• **Work to be completed**: Whenever a line in the entries includes the word "true", copy that line out.

■ ■ ■ ■

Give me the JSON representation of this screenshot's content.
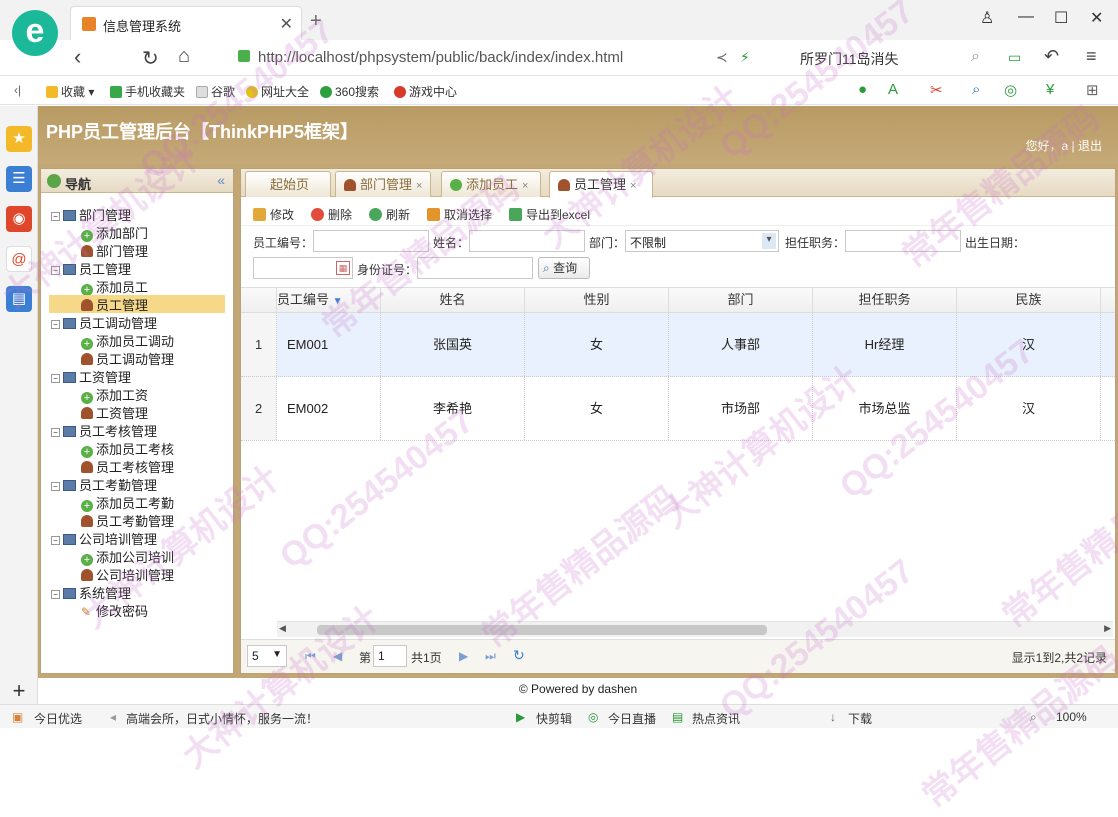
{
  "browser": {
    "tab_title": "信息管理系统",
    "url": "http://localhost/phpsystem/public/back/index/index.html",
    "search_text": "所罗门11岛消失",
    "bookmarks": [
      "收藏",
      "手机收藏夹",
      "谷歌",
      "网址大全",
      "360搜索",
      "游戏中心"
    ]
  },
  "app": {
    "title": "PHP员工管理后台【ThinkPHP5框架】",
    "greeting": "您好，a",
    "logout": "退出"
  },
  "nav": {
    "title": "导航",
    "collapse": "«",
    "items": [
      {
        "label": "部门管理",
        "level": 0
      },
      {
        "label": "添加部门",
        "level": 1,
        "icon": "add"
      },
      {
        "label": "部门管理",
        "level": 1,
        "icon": "user"
      },
      {
        "label": "员工管理",
        "level": 0
      },
      {
        "label": "添加员工",
        "level": 1,
        "icon": "add"
      },
      {
        "label": "员工管理",
        "level": 1,
        "icon": "user",
        "selected": true
      },
      {
        "label": "员工调动管理",
        "level": 0
      },
      {
        "label": "添加员工调动",
        "level": 1,
        "icon": "add"
      },
      {
        "label": "员工调动管理",
        "level": 1,
        "icon": "user"
      },
      {
        "label": "工资管理",
        "level": 0
      },
      {
        "label": "添加工资",
        "level": 1,
        "icon": "add"
      },
      {
        "label": "工资管理",
        "level": 1,
        "icon": "user"
      },
      {
        "label": "员工考核管理",
        "level": 0
      },
      {
        "label": "添加员工考核",
        "level": 1,
        "icon": "add"
      },
      {
        "label": "员工考核管理",
        "level": 1,
        "icon": "user"
      },
      {
        "label": "员工考勤管理",
        "level": 0
      },
      {
        "label": "添加员工考勤",
        "level": 1,
        "icon": "add"
      },
      {
        "label": "员工考勤管理",
        "level": 1,
        "icon": "user"
      },
      {
        "label": "公司培训管理",
        "level": 0
      },
      {
        "label": "添加公司培训",
        "level": 1,
        "icon": "add"
      },
      {
        "label": "公司培训管理",
        "level": 1,
        "icon": "user"
      },
      {
        "label": "系统管理",
        "level": 0
      },
      {
        "label": "修改密码",
        "level": 1,
        "icon": "key"
      }
    ]
  },
  "tabs": [
    {
      "label": "起始页"
    },
    {
      "label": "部门管理",
      "closable": true
    },
    {
      "label": "添加员工",
      "closable": true
    },
    {
      "label": "员工管理",
      "closable": true,
      "active": true
    }
  ],
  "toolbar": {
    "edit": "修改",
    "delete": "删除",
    "refresh": "刷新",
    "cancel_select": "取消选择",
    "export": "导出到excel"
  },
  "filters": {
    "emp_no_label": "员工编号：",
    "name_label": "姓名：",
    "dept_label": "部门：",
    "dept_value": "不限制",
    "position_label": "担任职务：",
    "birth_label": "出生日期：",
    "id_label": "身份证号：",
    "search_btn": "查询"
  },
  "grid": {
    "columns": [
      "员工编号",
      "姓名",
      "性别",
      "部门",
      "担任职务",
      "民族"
    ],
    "rows": [
      {
        "no": "1",
        "cells": [
          "EM001",
          "张国英",
          "女",
          "人事部",
          "Hr经理",
          "汉"
        ]
      },
      {
        "no": "2",
        "cells": [
          "EM002",
          "李希艳",
          "女",
          "市场部",
          "市场总监",
          "汉"
        ]
      }
    ]
  },
  "pager": {
    "page_size": "5",
    "page_prefix": "第",
    "page_value": "1",
    "page_total": "共1页",
    "summary": "显示1到2,共2记录"
  },
  "footer": "© Powered by dashen",
  "statusbar": {
    "left1": "今日优选",
    "left2": "高端会所，日式小情怀，服务一流！",
    "r1": "快剪辑",
    "r2": "今日直播",
    "r3": "热点资讯",
    "r4": "下载",
    "zoom": "100%"
  },
  "watermark": [
    "大神计算机设计",
    "QQ:254540457",
    "常年售精品源码"
  ]
}
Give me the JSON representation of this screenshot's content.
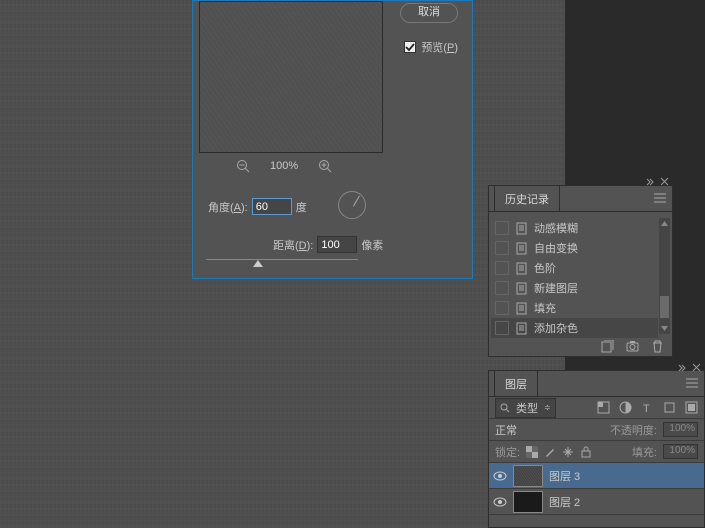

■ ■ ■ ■

• **Written solution**:
        "selected": true
      "closable": true
      "closable": true
      "closable": true,
      "active": true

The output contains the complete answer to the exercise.